Requirement: Please write out the full listing beneath this line exactly, skipping its images.

•••

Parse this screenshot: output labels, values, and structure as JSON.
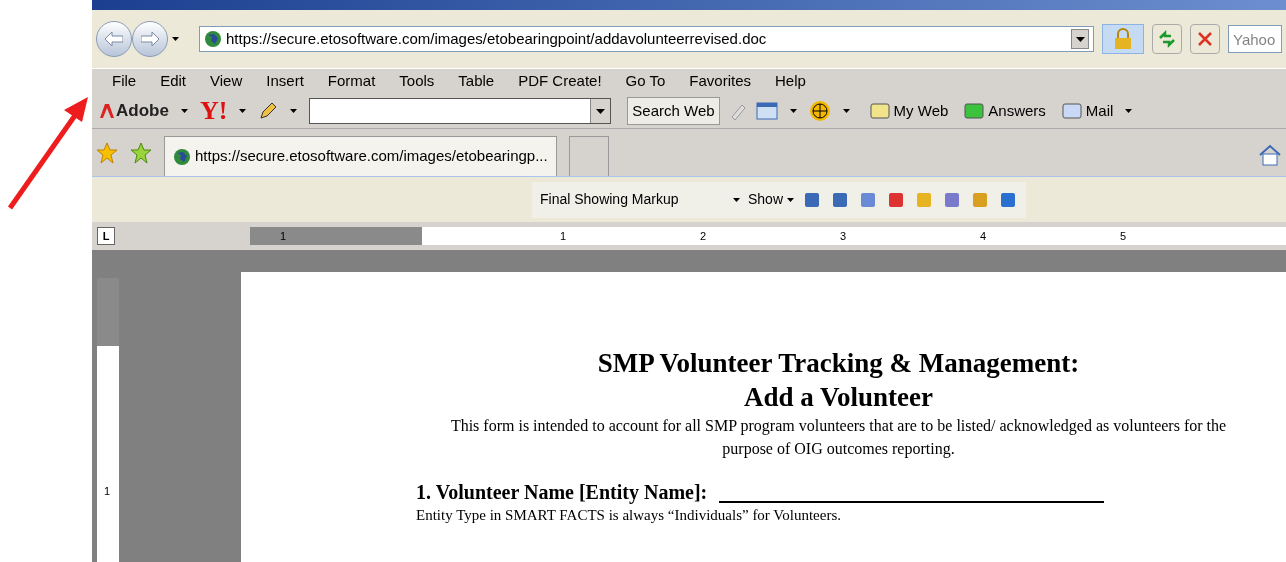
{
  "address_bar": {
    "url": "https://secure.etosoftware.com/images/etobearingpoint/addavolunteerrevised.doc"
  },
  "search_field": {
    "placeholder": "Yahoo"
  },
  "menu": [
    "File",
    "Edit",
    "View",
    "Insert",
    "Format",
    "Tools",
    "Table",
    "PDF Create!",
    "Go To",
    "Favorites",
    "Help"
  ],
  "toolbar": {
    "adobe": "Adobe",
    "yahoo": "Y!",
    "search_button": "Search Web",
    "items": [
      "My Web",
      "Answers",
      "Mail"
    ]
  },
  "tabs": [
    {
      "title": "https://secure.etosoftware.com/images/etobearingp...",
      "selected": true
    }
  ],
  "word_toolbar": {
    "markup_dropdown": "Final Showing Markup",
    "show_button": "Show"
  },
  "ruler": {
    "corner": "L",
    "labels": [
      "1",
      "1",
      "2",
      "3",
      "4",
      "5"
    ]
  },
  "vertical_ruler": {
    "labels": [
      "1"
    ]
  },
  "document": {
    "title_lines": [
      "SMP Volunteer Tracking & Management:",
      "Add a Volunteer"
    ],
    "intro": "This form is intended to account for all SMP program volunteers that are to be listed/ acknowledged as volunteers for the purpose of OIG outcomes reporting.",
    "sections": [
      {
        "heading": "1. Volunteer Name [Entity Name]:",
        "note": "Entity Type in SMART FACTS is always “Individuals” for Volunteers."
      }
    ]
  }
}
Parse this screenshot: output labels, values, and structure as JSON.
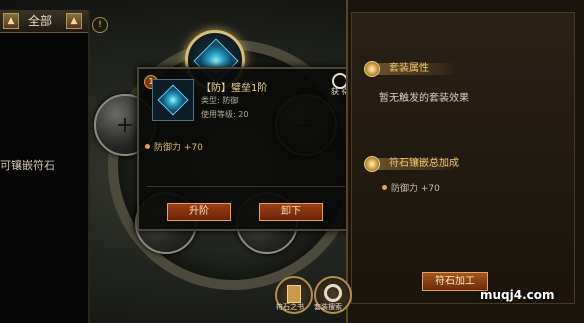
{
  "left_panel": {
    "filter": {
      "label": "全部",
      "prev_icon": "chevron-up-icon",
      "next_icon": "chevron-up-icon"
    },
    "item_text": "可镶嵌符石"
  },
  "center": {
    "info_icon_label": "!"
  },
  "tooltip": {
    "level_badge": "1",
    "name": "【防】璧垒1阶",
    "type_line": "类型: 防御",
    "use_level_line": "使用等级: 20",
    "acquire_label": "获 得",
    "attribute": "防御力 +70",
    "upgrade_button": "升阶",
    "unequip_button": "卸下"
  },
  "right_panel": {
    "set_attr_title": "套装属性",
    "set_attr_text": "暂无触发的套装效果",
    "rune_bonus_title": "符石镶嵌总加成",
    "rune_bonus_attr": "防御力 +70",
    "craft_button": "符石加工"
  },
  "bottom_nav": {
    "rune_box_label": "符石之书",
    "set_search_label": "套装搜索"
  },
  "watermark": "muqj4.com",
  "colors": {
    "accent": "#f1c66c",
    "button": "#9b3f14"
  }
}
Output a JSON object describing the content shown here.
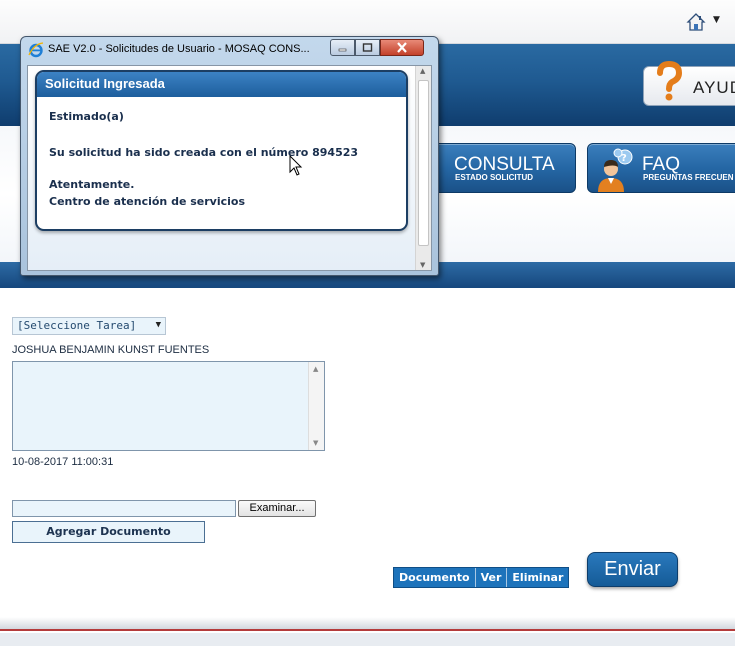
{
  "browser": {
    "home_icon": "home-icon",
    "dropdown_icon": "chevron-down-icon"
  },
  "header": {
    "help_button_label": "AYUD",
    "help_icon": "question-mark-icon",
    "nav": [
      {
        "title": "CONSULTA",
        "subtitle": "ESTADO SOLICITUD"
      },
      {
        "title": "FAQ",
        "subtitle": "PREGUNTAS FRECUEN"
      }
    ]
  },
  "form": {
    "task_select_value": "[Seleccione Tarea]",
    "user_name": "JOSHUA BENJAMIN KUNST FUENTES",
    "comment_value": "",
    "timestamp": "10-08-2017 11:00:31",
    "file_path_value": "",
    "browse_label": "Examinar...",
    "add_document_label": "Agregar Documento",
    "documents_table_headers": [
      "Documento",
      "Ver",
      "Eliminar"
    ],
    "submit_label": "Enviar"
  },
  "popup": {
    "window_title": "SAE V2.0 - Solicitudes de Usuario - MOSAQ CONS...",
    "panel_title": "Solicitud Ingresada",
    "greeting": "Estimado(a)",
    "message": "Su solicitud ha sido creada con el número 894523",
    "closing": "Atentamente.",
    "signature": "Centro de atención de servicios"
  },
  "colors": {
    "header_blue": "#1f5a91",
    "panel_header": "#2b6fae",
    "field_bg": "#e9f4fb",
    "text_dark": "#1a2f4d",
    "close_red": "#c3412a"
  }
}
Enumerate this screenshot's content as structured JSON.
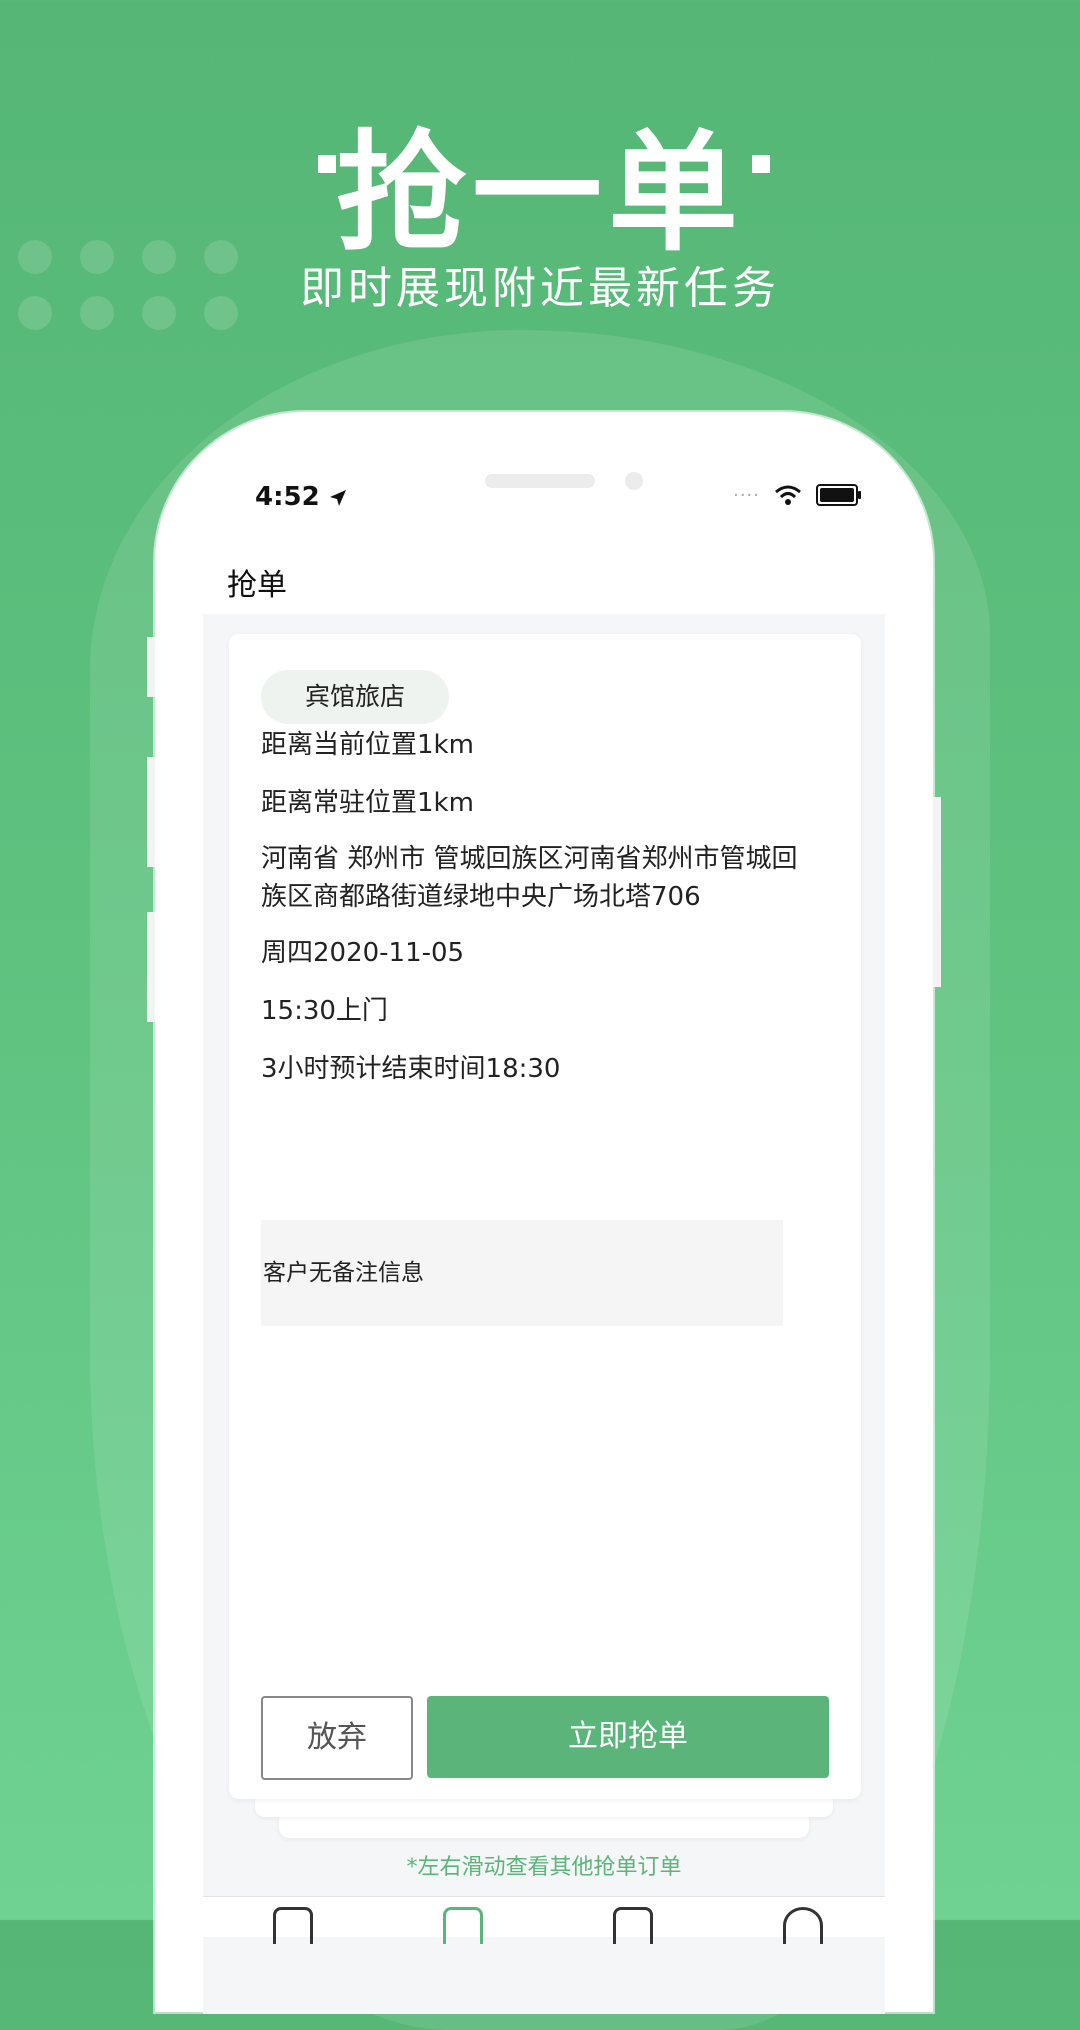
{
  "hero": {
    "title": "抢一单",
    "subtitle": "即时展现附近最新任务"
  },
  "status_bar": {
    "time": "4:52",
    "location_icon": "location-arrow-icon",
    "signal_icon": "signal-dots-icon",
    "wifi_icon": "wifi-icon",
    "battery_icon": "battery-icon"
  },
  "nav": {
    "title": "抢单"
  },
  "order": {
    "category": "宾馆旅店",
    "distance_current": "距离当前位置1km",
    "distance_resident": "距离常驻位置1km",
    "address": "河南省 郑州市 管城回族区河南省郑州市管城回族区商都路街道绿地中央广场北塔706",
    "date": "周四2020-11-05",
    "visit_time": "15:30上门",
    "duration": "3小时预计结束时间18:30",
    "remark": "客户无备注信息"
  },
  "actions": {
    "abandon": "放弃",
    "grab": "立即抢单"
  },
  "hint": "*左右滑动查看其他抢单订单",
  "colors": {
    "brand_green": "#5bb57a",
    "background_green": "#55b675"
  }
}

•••

Exercise result:
Parse this screenshot: output labels, values, and structure as JSON.
{
  "address_bar": {
    "url": "https://secure.etosoftware.com/images/etobearingpoint/addavolunteerrevised.doc"
  },
  "search_field": {
    "placeholder": "Yahoo"
  },
  "menu": [
    "File",
    "Edit",
    "View",
    "Insert",
    "Format",
    "Tools",
    "Table",
    "PDF Create!",
    "Go To",
    "Favorites",
    "Help"
  ],
  "toolbar": {
    "adobe": "Adobe",
    "yahoo": "Y!",
    "search_button": "Search Web",
    "items": [
      "My Web",
      "Answers",
      "Mail"
    ]
  },
  "tabs": [
    {
      "title": "https://secure.etosoftware.com/images/etobearingp...",
      "selected": true
    }
  ],
  "word_toolbar": {
    "markup_dropdown": "Final Showing Markup",
    "show_button": "Show"
  },
  "ruler": {
    "corner": "L",
    "labels": [
      "1",
      "1",
      "2",
      "3",
      "4",
      "5"
    ]
  },
  "vertical_ruler": {
    "labels": [
      "1"
    ]
  },
  "document": {
    "title_lines": [
      "SMP Volunteer Tracking & Management:",
      "Add a Volunteer"
    ],
    "intro": "This form is intended to account for all SMP program volunteers that are to be listed/ acknowledged as volunteers for the purpose of OIG outcomes reporting.",
    "sections": [
      {
        "heading": "1. Volunteer Name [Entity Name]:",
        "note": "Entity Type in SMART FACTS is always “Individuals” for Volunteers."
      }
    ]
  }
}
Parse this screenshot: output labels, values, and structure as JSON.
{
  "left_panel": {
    "filter": {
      "label": "全部",
      "prev_icon": "chevron-up-icon",
      "next_icon": "chevron-up-icon"
    },
    "item_text": "可镶嵌符石"
  },
  "center": {
    "info_icon_label": "!"
  },
  "tooltip": {
    "level_badge": "1",
    "name": "【防】璧垒1阶",
    "type_line": "类型: 防御",
    "use_level_line": "使用等级: 20",
    "acquire_label": "获 得",
    "attribute": "防御力 +70",
    "upgrade_button": "升阶",
    "unequip_button": "卸下"
  },
  "right_panel": {
    "set_attr_title": "套装属性",
    "set_attr_text": "暂无触发的套装效果",
    "rune_bonus_title": "符石镶嵌总加成",
    "rune_bonus_attr": "防御力 +70",
    "craft_button": "符石加工"
  },
  "bottom_nav": {
    "rune_box_label": "符石之书",
    "set_search_label": "套装搜索"
  },
  "watermark": "muqj4.com",
  "colors": {
    "accent": "#f1c66c",
    "button": "#9b3f14"
  }
}
Output a JSON object describing the content shown here.
{
  "browser": {
    "home_icon": "home-icon",
    "dropdown_icon": "chevron-down-icon"
  },
  "header": {
    "help_button_label": "AYUD",
    "help_icon": "question-mark-icon",
    "nav": [
      {
        "title": "CONSULTA",
        "subtitle": "ESTADO SOLICITUD"
      },
      {
        "title": "FAQ",
        "subtitle": "PREGUNTAS FRECUEN"
      }
    ]
  },
  "form": {
    "task_select_value": "[Seleccione Tarea]",
    "user_name": "JOSHUA BENJAMIN KUNST FUENTES",
    "comment_value": "",
    "timestamp": "10-08-2017 11:00:31",
    "file_path_value": "",
    "browse_label": "Examinar...",
    "add_document_label": "Agregar Documento",
    "documents_table_headers": [
      "Documento",
      "Ver",
      "Eliminar"
    ],
    "submit_label": "Enviar"
  },
  "popup": {
    "window_title": "SAE V2.0 - Solicitudes de Usuario - MOSAQ CONS...",
    "panel_title": "Solicitud Ingresada",
    "greeting": "Estimado(a)",
    "message": "Su solicitud ha sido creada con el número 894523",
    "closing": "Atentamente.",
    "signature": "Centro de atención de servicios"
  },
  "colors": {
    "header_blue": "#1f5a91",
    "panel_header": "#2b6fae",
    "field_bg": "#e9f4fb",
    "text_dark": "#1a2f4d",
    "close_red": "#c3412a"
  }
}
Enumerate this screenshot's content as structured JSON.
{
  "hero": {
    "title": "抢一单",
    "subtitle": "即时展现附近最新任务"
  },
  "status_bar": {
    "time": "4:52",
    "location_icon": "location-arrow-icon",
    "signal_icon": "signal-dots-icon",
    "wifi_icon": "wifi-icon",
    "battery_icon": "battery-icon"
  },
  "nav": {
    "title": "抢单"
  },
  "order": {
    "category": "宾馆旅店",
    "distance_current": "距离当前位置1km",
    "distance_resident": "距离常驻位置1km",
    "address": "河南省 郑州市 管城回族区河南省郑州市管城回族区商都路街道绿地中央广场北塔706",
    "date": "周四2020-11-05",
    "visit_time": "15:30上门",
    "duration": "3小时预计结束时间18:30",
    "remark": "客户无备注信息"
  },
  "actions": {
    "abandon": "放弃",
    "grab": "立即抢单"
  },
  "hint": "*左右滑动查看其他抢单订单",
  "colors": {
    "brand_green": "#5bb57a",
    "background_green": "#55b675"
  }
}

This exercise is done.